• _EXERCISE REQUIREMENTS_:
Omitting all images, give the entries that follow again exactly as they read.

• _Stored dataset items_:
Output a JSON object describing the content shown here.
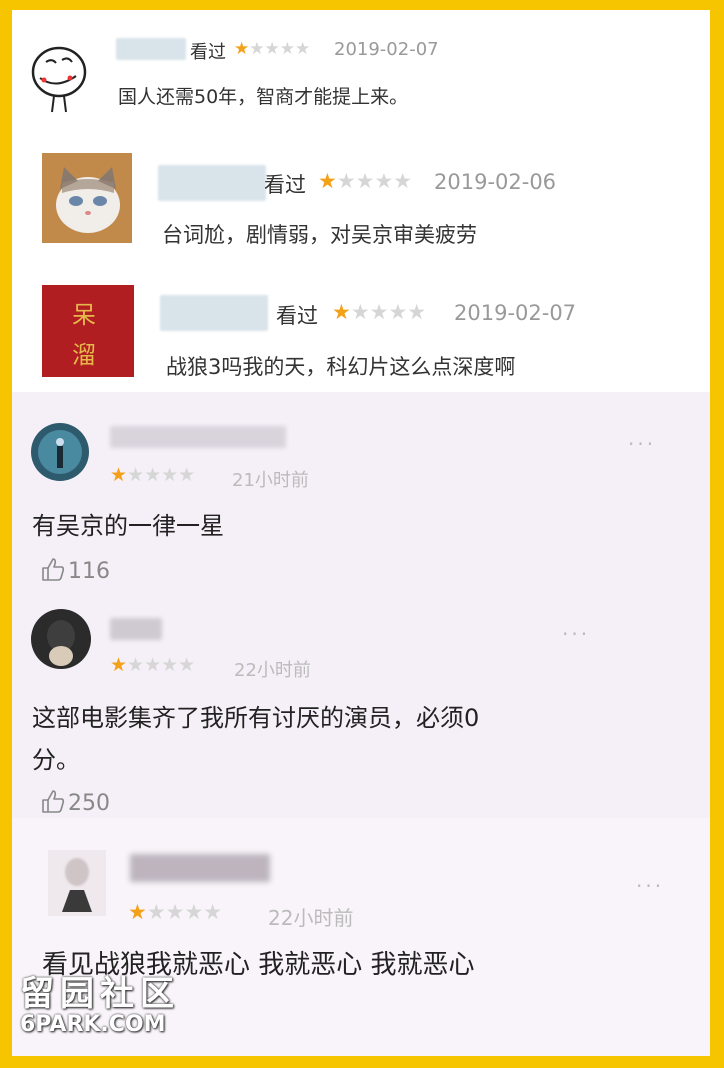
{
  "watched_label": "看过",
  "reviews_top": [
    {
      "date": "2019-02-07",
      "text": "国人还需50年，智商才能提上来。",
      "rating": 1
    },
    {
      "date": "2019-02-06",
      "text": "台词尬，剧情弱，对吴京审美疲劳",
      "rating": 1
    },
    {
      "date": "2019-02-07",
      "text": "战狼3吗我的天，科幻片这么点深度啊",
      "rating": 1
    }
  ],
  "avatar_card_text": [
    "呆",
    "溜"
  ],
  "comments": [
    {
      "time": "21小时前",
      "text": "有吴京的一律一星",
      "likes": "116",
      "rating": 1
    },
    {
      "time": "22小时前",
      "text_line1": "这部电影集齐了我所有讨厌的演员，必须0",
      "text_line2": "分。",
      "likes": "250",
      "rating": 1
    },
    {
      "time": "22小时前",
      "text": "看见战狼我就恶心 我就恶心 我就恶心",
      "rating": 1
    }
  ],
  "more_icon": "···",
  "watermark": {
    "cn": "留园社区",
    "en": "6PARK.COM"
  },
  "colors": {
    "frame": "#f6c500",
    "star_on": "#f4a11a",
    "star_off": "#d6d6d6"
  }
}
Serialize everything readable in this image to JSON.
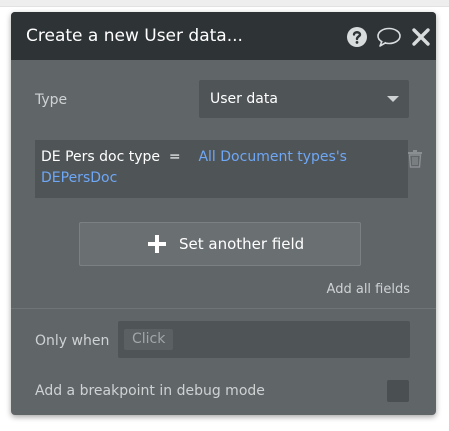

• _ANSWER BELOW_:
Output a JSON object describing the content shown here.
{
  "watched_label": "看过",
  "reviews_top": [
    {
      "date": "2019-02-07",
      "text": "国人还需50年，智商才能提上来。",
      "rating": 1
    },
    {
      "date": "2019-02-06",
      "text": "台词尬，剧情弱，对吴京审美疲劳",
      "rating": 1
    },
    {
      "date": "2019-02-07",
      "text": "战狼3吗我的天，科幻片这么点深度啊",
      "rating": 1
    }
  ],
  "avatar_card_text": [
    "呆",
    "溜"
  ],
  "comments": [
    {
      "time": "21小时前",
      "text": "有吴京的一律一星",
      "likes": "116",
      "rating": 1
    },
    {
      "time": "22小时前",
      "text_line1": "这部电影集齐了我所有讨厌的演员，必须0",
      "text_line2": "分。",
      "likes": "250",
      "rating": 1
    },
    {
      "time": "22小时前",
      "text": "看见战狼我就恶心 我就恶心 我就恶心",
      "rating": 1
    }
  ],
  "more_icon": "···",
  "watermark": {
    "cn": "留园社区",
    "en": "6PARK.COM"
  },
  "colors": {
    "frame": "#f6c500",
    "star_on": "#f4a11a",
    "star_off": "#d6d6d6"
  }
}
Serialize everything readable in this image to JSON.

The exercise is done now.